━━━ Stored data ━━━

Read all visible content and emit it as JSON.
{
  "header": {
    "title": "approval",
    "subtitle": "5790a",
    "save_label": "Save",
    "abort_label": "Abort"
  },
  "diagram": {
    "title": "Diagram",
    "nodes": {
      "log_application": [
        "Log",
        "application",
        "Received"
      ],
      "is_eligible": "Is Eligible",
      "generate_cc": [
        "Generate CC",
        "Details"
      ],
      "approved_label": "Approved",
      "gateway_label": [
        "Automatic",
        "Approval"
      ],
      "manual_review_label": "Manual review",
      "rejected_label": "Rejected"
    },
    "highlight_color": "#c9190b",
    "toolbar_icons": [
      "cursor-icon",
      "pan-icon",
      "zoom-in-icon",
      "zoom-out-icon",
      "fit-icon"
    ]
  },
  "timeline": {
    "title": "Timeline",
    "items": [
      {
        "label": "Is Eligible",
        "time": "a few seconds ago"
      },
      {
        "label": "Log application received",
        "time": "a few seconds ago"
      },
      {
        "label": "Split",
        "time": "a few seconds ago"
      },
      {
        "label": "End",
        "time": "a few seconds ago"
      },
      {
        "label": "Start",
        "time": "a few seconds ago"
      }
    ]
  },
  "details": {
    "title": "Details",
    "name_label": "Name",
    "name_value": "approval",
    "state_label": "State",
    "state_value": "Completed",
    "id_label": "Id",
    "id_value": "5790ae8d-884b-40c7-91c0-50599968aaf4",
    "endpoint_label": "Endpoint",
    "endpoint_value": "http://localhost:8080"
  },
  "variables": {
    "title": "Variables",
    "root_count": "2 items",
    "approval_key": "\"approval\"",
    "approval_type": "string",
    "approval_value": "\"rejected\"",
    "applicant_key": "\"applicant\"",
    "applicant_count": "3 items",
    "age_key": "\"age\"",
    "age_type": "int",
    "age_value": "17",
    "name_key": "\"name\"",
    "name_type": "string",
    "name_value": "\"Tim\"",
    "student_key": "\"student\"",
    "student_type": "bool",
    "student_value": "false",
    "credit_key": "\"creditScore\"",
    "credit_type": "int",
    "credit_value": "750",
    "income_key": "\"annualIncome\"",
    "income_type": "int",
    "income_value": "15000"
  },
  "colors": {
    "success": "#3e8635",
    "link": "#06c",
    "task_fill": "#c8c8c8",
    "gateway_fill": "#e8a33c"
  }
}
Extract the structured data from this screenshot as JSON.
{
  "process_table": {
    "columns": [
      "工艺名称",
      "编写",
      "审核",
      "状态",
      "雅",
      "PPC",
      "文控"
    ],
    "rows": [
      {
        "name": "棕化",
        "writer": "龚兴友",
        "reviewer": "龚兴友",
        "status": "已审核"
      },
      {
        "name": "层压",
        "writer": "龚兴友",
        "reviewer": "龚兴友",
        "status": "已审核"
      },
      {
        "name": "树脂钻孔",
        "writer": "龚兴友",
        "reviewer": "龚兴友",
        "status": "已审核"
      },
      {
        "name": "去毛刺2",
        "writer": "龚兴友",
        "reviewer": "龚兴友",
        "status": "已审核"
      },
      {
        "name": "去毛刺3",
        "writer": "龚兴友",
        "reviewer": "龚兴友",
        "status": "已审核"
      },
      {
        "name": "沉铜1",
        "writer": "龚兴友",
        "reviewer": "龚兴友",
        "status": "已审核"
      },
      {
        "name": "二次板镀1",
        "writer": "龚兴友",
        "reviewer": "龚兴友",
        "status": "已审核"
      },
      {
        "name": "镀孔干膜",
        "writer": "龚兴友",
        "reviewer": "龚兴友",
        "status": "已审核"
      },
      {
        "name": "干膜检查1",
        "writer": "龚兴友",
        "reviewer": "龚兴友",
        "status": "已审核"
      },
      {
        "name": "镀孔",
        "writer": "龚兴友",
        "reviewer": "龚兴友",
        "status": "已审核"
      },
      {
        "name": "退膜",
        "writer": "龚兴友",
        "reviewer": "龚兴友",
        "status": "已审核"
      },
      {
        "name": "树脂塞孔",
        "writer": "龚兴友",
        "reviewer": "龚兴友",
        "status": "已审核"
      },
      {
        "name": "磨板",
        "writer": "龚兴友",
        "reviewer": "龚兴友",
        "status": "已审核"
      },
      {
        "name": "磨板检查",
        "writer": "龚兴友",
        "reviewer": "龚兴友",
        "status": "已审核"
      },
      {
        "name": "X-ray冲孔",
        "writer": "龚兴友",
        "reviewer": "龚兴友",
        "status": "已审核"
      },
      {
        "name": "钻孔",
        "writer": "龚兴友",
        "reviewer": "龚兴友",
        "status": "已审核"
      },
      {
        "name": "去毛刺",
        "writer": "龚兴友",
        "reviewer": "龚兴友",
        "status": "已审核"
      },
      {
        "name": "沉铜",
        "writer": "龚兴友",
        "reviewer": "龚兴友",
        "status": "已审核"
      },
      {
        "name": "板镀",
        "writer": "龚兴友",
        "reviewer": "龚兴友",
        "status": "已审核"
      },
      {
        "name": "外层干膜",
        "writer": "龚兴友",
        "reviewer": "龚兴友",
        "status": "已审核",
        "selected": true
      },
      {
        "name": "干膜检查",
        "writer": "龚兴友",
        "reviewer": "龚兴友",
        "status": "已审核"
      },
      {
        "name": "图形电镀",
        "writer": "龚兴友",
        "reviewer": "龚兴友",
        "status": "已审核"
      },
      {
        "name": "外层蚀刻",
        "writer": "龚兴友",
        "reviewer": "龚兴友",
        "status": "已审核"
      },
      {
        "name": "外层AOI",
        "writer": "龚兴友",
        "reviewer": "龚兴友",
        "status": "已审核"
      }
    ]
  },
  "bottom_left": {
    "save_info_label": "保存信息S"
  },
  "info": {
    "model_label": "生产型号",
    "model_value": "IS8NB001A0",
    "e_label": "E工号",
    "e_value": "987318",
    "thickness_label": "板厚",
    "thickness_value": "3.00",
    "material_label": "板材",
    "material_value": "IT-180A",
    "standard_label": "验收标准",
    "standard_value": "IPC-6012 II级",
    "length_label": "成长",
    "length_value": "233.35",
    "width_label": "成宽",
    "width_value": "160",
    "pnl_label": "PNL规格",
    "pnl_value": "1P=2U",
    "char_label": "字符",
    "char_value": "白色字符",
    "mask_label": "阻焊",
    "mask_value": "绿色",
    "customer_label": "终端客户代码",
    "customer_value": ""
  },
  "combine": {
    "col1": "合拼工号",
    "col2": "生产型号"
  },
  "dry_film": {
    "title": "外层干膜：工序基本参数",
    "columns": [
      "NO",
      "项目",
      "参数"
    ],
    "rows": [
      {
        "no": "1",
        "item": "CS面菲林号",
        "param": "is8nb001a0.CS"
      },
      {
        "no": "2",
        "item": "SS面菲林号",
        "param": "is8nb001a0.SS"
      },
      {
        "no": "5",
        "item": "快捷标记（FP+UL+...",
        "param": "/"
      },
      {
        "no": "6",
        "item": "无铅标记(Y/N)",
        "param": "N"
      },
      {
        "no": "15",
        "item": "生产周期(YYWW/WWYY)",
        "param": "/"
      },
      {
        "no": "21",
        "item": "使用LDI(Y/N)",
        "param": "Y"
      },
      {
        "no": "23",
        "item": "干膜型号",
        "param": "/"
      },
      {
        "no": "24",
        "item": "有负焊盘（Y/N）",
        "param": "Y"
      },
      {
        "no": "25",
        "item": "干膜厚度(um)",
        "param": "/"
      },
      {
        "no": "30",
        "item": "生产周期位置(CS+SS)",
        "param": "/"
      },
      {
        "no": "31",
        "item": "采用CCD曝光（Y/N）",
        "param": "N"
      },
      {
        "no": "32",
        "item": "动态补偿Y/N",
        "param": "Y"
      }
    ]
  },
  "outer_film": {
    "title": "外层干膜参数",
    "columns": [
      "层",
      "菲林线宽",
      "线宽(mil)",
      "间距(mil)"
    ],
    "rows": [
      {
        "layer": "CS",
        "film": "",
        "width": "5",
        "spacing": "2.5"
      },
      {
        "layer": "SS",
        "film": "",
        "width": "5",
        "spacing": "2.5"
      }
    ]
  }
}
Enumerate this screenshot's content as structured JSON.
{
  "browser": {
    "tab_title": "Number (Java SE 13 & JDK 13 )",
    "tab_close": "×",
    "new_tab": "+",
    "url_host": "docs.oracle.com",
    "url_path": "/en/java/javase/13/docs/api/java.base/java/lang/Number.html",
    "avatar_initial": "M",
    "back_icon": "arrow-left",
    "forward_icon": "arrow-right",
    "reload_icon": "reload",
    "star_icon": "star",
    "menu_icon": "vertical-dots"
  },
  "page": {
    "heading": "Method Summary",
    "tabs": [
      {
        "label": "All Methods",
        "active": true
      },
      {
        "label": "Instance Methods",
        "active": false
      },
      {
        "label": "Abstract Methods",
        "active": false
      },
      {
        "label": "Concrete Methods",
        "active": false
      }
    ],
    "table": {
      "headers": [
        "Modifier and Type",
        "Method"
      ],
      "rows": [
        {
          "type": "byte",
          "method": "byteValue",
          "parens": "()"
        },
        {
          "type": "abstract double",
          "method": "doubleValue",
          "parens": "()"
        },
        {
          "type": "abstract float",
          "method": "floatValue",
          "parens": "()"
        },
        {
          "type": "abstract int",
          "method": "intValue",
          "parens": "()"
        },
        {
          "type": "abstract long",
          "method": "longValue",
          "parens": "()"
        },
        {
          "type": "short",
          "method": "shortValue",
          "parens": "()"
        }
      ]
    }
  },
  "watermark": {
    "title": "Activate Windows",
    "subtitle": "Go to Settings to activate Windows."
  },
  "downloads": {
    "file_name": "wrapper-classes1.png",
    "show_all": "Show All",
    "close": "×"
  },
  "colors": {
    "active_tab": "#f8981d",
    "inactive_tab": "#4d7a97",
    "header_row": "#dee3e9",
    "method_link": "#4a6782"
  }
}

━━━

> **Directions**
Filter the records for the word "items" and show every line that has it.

> **Problem solution**
    "items": [
    "root_count": "2 items",
    "applicant_count": "3 items",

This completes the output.